══ INFORMATION

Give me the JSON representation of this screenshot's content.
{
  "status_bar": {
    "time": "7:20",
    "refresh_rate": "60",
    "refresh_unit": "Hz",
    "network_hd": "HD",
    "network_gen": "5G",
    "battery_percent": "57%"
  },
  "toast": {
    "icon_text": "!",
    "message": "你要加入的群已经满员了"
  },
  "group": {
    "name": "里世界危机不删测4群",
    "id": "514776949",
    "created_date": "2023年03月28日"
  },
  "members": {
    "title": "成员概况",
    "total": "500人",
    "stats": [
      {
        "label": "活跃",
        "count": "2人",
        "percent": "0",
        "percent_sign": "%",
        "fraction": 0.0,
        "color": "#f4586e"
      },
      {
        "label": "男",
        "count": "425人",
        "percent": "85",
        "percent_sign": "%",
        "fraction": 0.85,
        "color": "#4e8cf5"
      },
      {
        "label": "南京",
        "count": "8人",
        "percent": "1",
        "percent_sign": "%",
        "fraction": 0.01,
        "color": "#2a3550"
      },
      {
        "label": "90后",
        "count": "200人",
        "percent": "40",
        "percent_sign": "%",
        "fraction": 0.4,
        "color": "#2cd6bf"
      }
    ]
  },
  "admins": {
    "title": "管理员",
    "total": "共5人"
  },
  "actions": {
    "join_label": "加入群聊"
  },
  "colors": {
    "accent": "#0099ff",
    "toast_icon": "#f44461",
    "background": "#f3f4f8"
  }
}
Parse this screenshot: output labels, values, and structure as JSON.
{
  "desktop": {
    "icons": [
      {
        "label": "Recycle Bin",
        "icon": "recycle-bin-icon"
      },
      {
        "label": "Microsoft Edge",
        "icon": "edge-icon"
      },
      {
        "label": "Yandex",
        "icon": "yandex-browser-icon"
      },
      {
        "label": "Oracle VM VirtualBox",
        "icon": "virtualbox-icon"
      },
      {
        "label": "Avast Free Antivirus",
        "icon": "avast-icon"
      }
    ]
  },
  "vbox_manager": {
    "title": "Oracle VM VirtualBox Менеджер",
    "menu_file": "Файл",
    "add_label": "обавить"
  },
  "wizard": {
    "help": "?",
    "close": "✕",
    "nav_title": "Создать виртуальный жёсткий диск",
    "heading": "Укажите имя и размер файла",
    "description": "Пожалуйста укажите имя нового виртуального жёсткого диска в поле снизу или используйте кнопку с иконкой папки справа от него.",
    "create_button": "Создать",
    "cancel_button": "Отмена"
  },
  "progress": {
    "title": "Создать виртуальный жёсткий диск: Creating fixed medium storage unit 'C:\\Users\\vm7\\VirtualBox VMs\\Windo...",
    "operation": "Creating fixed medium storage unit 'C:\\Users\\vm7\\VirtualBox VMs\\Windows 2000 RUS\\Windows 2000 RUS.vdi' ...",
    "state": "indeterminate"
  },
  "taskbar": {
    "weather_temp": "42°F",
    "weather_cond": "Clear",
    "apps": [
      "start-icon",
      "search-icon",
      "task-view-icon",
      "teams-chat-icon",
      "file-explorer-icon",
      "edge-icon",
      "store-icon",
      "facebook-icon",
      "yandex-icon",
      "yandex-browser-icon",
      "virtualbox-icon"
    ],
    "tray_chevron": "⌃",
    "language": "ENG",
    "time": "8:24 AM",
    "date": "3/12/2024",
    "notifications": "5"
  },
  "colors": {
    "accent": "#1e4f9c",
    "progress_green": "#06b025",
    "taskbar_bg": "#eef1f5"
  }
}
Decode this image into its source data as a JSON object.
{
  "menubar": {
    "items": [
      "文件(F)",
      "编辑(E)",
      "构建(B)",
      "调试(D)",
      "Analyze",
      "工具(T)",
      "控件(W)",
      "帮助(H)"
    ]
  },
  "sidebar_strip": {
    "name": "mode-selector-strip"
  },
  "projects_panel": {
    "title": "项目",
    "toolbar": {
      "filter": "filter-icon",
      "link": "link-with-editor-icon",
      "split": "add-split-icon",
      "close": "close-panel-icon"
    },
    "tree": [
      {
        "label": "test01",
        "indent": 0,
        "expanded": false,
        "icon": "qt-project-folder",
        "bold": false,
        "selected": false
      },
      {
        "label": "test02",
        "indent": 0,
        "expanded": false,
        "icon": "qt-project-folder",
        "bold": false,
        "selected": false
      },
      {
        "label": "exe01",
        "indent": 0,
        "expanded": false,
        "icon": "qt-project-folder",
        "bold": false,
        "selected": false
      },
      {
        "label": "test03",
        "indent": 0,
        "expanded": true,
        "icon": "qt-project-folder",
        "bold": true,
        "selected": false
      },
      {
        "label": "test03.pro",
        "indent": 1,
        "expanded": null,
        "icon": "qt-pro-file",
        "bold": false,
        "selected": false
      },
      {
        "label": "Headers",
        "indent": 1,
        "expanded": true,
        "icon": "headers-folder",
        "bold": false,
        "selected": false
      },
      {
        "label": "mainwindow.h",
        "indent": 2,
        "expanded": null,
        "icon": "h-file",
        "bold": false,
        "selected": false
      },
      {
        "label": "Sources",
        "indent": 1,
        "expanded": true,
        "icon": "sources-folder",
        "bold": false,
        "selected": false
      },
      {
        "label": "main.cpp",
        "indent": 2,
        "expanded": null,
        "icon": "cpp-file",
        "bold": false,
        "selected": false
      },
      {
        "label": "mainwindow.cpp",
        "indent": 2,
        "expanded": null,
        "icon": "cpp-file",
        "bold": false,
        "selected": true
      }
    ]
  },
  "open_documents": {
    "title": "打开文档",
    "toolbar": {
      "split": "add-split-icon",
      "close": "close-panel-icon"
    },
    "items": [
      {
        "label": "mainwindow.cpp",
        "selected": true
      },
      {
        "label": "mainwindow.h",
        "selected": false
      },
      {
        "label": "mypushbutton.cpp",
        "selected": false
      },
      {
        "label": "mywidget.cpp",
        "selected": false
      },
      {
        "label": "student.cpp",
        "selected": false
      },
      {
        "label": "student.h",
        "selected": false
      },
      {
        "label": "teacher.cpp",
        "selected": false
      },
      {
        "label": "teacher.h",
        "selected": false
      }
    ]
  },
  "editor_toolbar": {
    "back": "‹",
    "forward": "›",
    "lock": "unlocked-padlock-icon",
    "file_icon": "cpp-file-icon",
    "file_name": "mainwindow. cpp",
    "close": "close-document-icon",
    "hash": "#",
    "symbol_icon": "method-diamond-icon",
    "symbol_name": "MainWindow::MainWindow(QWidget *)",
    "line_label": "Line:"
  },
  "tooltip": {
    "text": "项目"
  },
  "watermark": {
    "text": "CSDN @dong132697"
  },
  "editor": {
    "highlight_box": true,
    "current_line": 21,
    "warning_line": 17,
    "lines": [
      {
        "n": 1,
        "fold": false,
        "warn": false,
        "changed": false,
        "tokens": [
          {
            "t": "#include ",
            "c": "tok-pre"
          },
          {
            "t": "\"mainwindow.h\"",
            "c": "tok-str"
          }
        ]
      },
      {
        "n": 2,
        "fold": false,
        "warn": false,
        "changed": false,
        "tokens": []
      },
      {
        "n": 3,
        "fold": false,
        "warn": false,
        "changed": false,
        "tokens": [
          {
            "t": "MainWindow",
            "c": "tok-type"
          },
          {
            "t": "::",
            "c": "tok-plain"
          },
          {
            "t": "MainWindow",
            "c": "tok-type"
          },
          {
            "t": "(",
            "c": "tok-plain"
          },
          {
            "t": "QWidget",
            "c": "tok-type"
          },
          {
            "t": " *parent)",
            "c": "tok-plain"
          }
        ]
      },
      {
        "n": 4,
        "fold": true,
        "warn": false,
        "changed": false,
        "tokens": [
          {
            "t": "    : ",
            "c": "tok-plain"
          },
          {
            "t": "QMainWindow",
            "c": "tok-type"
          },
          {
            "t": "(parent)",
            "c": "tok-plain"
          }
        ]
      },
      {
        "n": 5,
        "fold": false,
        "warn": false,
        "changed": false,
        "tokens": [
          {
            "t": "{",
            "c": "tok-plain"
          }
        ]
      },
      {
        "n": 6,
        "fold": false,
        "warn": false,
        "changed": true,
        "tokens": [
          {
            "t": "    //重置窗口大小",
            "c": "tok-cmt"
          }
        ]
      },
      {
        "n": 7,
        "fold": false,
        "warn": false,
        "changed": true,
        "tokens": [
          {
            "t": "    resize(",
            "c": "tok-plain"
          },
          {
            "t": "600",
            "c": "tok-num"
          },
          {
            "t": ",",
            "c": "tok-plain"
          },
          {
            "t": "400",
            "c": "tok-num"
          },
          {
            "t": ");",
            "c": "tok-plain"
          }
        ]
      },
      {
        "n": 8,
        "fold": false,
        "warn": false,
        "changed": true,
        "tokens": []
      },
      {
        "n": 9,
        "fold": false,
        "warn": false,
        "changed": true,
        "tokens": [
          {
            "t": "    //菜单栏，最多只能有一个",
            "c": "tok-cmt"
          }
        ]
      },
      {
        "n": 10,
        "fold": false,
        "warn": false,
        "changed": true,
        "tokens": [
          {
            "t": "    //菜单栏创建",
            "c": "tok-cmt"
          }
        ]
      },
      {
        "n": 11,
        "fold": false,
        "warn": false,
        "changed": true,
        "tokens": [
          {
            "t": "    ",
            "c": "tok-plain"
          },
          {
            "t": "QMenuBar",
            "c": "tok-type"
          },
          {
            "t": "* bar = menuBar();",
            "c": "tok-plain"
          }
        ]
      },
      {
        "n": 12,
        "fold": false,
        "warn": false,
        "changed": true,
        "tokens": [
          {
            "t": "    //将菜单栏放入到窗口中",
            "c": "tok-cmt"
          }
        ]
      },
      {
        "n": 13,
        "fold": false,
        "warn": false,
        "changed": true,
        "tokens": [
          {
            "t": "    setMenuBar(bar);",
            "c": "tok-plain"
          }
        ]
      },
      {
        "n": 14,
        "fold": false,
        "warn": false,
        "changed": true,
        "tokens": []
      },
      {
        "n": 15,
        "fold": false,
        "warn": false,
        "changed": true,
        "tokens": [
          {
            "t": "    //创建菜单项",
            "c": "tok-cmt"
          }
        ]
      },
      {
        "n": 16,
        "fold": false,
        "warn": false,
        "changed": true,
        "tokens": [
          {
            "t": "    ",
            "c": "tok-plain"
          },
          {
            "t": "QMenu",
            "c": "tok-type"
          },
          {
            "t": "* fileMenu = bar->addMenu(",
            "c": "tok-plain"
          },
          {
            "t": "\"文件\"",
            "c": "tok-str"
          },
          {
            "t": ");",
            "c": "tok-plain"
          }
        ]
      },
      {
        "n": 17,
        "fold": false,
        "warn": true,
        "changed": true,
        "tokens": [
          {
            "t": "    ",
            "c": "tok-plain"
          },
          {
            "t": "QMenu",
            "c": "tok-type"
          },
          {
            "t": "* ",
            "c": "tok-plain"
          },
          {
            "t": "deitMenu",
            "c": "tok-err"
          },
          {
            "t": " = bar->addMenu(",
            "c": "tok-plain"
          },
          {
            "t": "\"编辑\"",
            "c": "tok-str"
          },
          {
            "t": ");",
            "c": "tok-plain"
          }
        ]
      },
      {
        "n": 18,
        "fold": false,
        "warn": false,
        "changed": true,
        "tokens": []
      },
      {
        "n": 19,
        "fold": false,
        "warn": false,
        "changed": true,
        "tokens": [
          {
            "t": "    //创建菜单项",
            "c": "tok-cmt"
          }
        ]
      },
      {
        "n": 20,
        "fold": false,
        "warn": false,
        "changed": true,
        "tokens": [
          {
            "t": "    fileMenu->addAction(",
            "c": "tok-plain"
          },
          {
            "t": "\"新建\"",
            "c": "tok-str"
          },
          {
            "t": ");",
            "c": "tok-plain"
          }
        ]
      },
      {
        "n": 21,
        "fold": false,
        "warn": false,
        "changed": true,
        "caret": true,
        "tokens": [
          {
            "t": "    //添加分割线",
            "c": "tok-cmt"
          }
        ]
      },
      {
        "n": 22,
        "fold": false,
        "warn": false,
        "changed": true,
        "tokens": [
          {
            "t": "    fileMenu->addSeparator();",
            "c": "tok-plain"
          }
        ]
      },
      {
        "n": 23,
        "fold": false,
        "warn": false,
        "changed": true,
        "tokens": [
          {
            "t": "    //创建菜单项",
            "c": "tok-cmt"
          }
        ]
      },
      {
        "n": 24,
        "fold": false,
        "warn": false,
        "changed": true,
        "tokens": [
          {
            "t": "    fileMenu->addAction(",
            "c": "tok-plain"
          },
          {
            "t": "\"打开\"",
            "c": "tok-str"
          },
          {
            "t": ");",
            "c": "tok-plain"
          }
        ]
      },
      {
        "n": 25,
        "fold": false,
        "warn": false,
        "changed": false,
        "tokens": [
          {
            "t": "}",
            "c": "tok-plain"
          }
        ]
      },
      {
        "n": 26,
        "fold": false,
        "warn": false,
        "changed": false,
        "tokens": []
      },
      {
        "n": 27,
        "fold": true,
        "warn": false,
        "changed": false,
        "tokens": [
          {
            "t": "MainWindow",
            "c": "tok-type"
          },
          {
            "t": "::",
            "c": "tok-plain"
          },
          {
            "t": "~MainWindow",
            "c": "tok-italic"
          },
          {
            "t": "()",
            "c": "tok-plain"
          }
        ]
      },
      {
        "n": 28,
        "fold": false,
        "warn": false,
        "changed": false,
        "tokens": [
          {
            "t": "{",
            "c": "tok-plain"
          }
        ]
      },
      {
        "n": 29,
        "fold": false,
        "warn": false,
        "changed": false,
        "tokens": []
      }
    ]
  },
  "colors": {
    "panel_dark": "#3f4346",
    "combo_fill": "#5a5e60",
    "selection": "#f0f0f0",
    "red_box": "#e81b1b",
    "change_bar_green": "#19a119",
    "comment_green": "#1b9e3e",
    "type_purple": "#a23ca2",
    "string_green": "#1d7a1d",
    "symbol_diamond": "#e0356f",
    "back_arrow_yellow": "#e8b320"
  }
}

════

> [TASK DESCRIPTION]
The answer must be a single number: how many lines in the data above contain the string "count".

> [RESPONSE TO THIS TASK]
4